About a year ago, Congress passed the CARES Act, a massive $2 Trillion stimulus package designed to help boost the economy as it struggled from the impact of COVID-19. The bill was generally considered a success – but we still saw very important parts of the economy suffer.
Not only has the human toll been overwhelming with a remarkable loss of lives, over 500,000 and counting – but the 22 million jobs that were lost, as well the number of workers who saw their hours and, consequently, their paychecks reduced has also had a significant impact.
Fortunately, the CARES Act and another round of stimulus passed in December helped. We saw retail sales improve and a good number of Americans found employment . . . but, there is still quite a way to go. As of early March, there are still 10 million people out of work, making it difficult to pay mortgages, rent, pay off debts or even purchase groceries. Our Federal Reserve chief, Jerome Powell, has publicly stated that “the recovery is far from complete.”
With this in mind, Congress recently passed a third round of stimulus called the American Rescue Plan Act of 2021. What follows here is a breakdown of how this law works and how it might impact you and your family.
This legislation is designed to stimulate the economy by reducing unemployment and ensuring that consumers have the money they need to cover basic expenses. Based on your 2019 or 2020 tax return (depending on whether you have already filed or not), the following payments are on their way:
Individuals making $75,000 or less will receive $1,400.
Heads of Households making less than $112,500 will receive the same $1,400.
Married Couples filing a joint return who make up to $150,000 will each receive a check for $1,400 – for a total of $2,800.
In addition to these numbers, each taxpayer will receive an additional $1,400 check for each dependent they have . . . including adult dependents. This is a much bigger benefit to parents of college students, because the other two stimulus packages limited eligibility to only those children under the age of 17.
So, it is entirely possible that Americans who qualify to receive a stimulus payment could, indeed, receive more this time around than they did in the first two rounds.
In many ways, this new legislation is really a new way to build tax-credits into the equation. And that’s because, unlike earnings from wages or distributions from retirement accounts, these payments are completely tax-free!

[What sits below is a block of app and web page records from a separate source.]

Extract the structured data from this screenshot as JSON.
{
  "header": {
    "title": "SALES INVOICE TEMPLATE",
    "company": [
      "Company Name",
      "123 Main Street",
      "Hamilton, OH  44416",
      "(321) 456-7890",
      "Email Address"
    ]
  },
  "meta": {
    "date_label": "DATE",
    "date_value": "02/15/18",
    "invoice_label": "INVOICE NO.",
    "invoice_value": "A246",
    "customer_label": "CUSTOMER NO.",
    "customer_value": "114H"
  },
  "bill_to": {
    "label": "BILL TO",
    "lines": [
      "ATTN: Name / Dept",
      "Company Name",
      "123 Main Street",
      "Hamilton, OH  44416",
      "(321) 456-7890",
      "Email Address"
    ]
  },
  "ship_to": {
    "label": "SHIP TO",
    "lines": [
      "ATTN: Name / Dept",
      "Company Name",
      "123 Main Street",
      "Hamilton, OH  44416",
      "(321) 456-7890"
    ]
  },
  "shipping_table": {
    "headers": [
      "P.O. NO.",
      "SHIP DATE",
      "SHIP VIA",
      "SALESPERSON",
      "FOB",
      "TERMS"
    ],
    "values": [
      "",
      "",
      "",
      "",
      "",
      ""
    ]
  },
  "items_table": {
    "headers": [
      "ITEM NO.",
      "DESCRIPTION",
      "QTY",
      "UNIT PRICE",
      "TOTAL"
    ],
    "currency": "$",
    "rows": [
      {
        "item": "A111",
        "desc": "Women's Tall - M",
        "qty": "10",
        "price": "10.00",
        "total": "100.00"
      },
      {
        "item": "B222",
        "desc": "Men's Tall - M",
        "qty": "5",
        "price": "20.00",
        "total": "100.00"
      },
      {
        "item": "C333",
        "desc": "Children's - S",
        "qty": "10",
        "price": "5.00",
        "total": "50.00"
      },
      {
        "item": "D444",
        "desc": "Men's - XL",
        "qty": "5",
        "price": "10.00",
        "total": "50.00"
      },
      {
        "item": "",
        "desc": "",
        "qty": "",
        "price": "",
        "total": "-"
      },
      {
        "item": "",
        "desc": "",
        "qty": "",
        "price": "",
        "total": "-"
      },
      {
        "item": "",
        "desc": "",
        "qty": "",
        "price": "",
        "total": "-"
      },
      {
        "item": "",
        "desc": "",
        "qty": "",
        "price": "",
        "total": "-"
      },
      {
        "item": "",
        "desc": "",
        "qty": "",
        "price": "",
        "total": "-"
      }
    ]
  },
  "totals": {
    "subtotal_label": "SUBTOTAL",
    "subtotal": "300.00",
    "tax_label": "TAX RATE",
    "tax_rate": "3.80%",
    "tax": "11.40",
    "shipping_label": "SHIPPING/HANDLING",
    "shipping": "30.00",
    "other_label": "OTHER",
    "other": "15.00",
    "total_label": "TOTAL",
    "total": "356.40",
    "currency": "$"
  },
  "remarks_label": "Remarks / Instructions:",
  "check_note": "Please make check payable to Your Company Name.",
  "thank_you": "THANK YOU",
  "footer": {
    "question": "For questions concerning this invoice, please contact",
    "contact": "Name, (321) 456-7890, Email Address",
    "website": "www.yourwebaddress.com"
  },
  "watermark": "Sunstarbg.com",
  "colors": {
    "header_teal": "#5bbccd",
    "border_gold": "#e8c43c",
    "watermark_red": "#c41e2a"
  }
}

And, perhaps one of the more compelling features of this law is the child tax credit, which has been expanded. Now, households with children can claim a tax credit of $3,600 per child under the age of six, and $3,000 per child between the ages of six and seventeen. The previous credit was capped at $2,000 per child. Now, these amounts will be reduced for individual tax-payers earning more than $75,000 per year, or married couples making more than $150,000 per year.
This new law also extends COVID-related unemployment benefits, with workers continuing to receive $300 weekly through September 6th of this year. Also, the first $10,200 of these unemployment benefits will not be taxable if household income is less than $150,000.
Finally, in order to help jump-start the economy, there is another $7 billion set aside for the Paycheck Protection Program, which helps small businesses retain their employees. It also makes $28 billion in grants available for restaurants and bars, and $15 billion for Emergency Disaster Loans. And, it further extends tax breaks to businesses that voluntarily provide paid sick and family leave to workers affected by the pandemic.
As you can tell, the American Rescue Plan Act of 2021 is a massive and comprehensive bill. And, time will tell whether additional relief and stimulus may be needed later this year, but, for the time being, these changes ought to go a long way toward helping to prop up the economy.
But, should you or any of your family members have questions, please know that we are here to help. Please give us a call or shoot us an email if you have concerns or need answers.